## WHAT YOU ARE ASKED TO DO:
Repeat each entry word for word; the images are not part of the copy.

## SUPPLIED RECORDS:
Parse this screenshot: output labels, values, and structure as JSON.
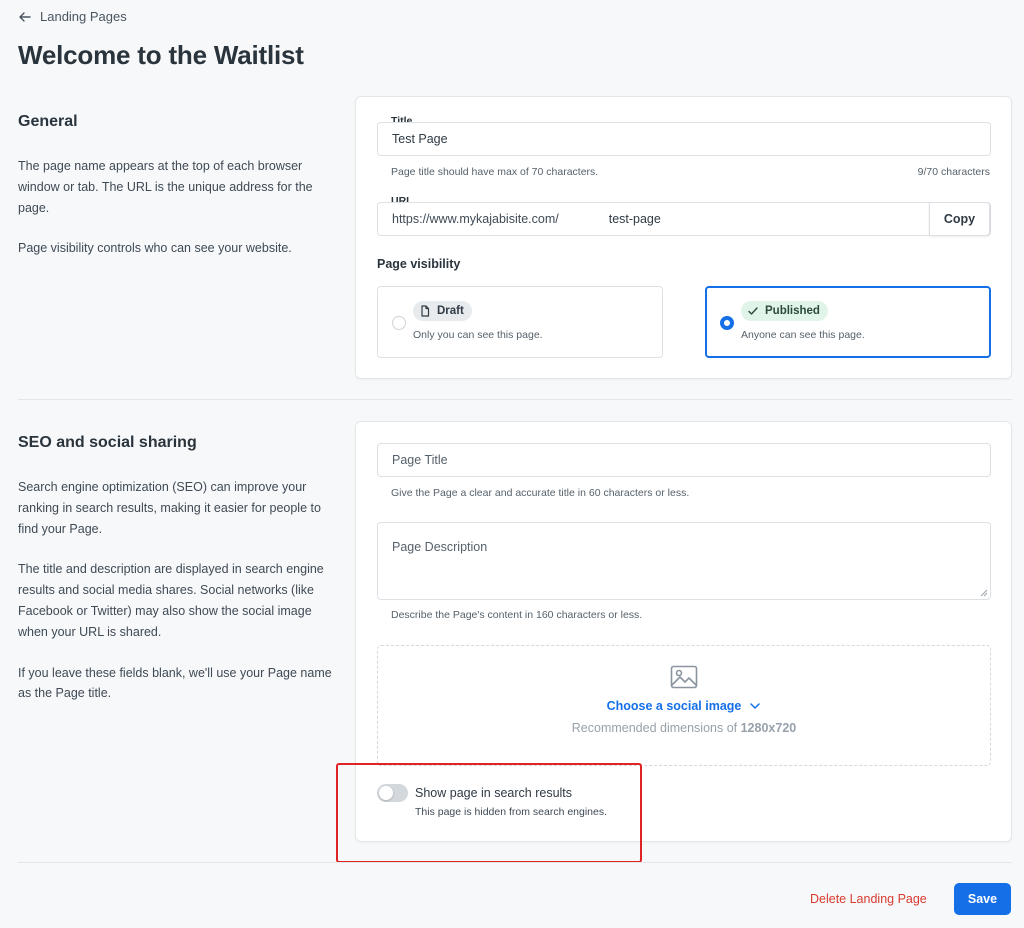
{
  "header": {
    "back_label": "Landing Pages",
    "page_title": "Welcome to the Waitlist"
  },
  "general": {
    "heading": "General",
    "desc_1": "The page name appears at the top of each browser window or tab. The URL is the unique address for the page.",
    "desc_2": "Page visibility controls who can see your website.",
    "title_label": "Title",
    "title_value": "Test Page",
    "title_hint": "Page title should have max of 70 characters.",
    "title_count": "9/70 characters",
    "url_label": "URL",
    "url_prefix": "https://www.mykajabisite.com/",
    "url_slug": "test-page",
    "copy_label": "Copy",
    "visibility_label": "Page visibility",
    "options": [
      {
        "badge": "Draft",
        "desc": "Only you can see this page.",
        "selected": false
      },
      {
        "badge": "Published",
        "desc": "Anyone can see this page.",
        "selected": true
      }
    ]
  },
  "seo": {
    "heading": "SEO and social sharing",
    "desc_1": "Search engine optimization (SEO) can improve your ranking in search results, making it easier for people to find your Page.",
    "desc_2": "The title and description are displayed in search engine results and social media shares. Social networks (like Facebook or Twitter) may also show the social image when your URL is shared.",
    "desc_3": "If you leave these fields blank, we'll use your Page name as the Page title.",
    "page_title_placeholder": "Page Title",
    "page_title_hint": "Give the Page a clear and accurate title in 60 characters or less.",
    "page_desc_placeholder": "Page Description",
    "page_desc_hint": "Describe the Page's content in 160 characters or less.",
    "choose_image": "Choose a social image",
    "recommended_prefix": "Recommended dimensions of ",
    "recommended_value": "1280x720",
    "toggle_label": "Show page in search results",
    "toggle_desc": "This page is hidden from search engines.",
    "toggle_on": false
  },
  "footer": {
    "delete_label": "Delete Landing Page",
    "save_label": "Save"
  },
  "colors": {
    "accent": "#1570e8",
    "danger": "#d93a30",
    "highlight": "#e02424",
    "published_badge_bg": "#e1f4e9"
  }
}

## REPLY TO THE EXERCISE:
Parse this screenshot: output labels, values, and structure as JSON.
{
  "header": {
    "back_label": "Landing Pages",
    "page_title": "Welcome to the Waitlist"
  },
  "general": {
    "heading": "General",
    "desc_1": "The page name appears at the top of each browser window or tab. The URL is the unique address for the page.",
    "desc_2": "Page visibility controls who can see your website.",
    "title_label": "Title",
    "title_value": "Test Page",
    "title_hint": "Page title should have max of 70 characters.",
    "title_count": "9/70 characters",
    "url_label": "URL",
    "url_prefix": "https://www.mykajabisite.com/",
    "url_slug": "test-page",
    "copy_label": "Copy",
    "visibility_label": "Page visibility",
    "options": [
      {
        "badge": "Draft",
        "desc": "Only you can see this page.",
        "selected": false
      },
      {
        "badge": "Published",
        "desc": "Anyone can see this page.",
        "selected": true
      }
    ]
  },
  "seo": {
    "heading": "SEO and social sharing",
    "desc_1": "Search engine optimization (SEO) can improve your ranking in search results, making it easier for people to find your Page.",
    "desc_2": "The title and description are displayed in search engine results and social media shares. Social networks (like Facebook or Twitter) may also show the social image when your URL is shared.",
    "desc_3": "If you leave these fields blank, we'll use your Page name as the Page title.",
    "page_title_placeholder": "Page Title",
    "page_title_hint": "Give the Page a clear and accurate title in 60 characters or less.",
    "page_desc_placeholder": "Page Description",
    "page_desc_hint": "Describe the Page's content in 160 characters or less.",
    "choose_image": "Choose a social image",
    "recommended_prefix": "Recommended dimensions of ",
    "recommended_value": "1280x720",
    "toggle_label": "Show page in search results",
    "toggle_desc": "This page is hidden from search engines.",
    "toggle_on": false
  },
  "footer": {
    "delete_label": "Delete Landing Page",
    "save_label": "Save"
  },
  "colors": {
    "accent": "#1570e8",
    "danger": "#d93a30",
    "highlight": "#e02424",
    "published_badge_bg": "#e1f4e9"
  }
}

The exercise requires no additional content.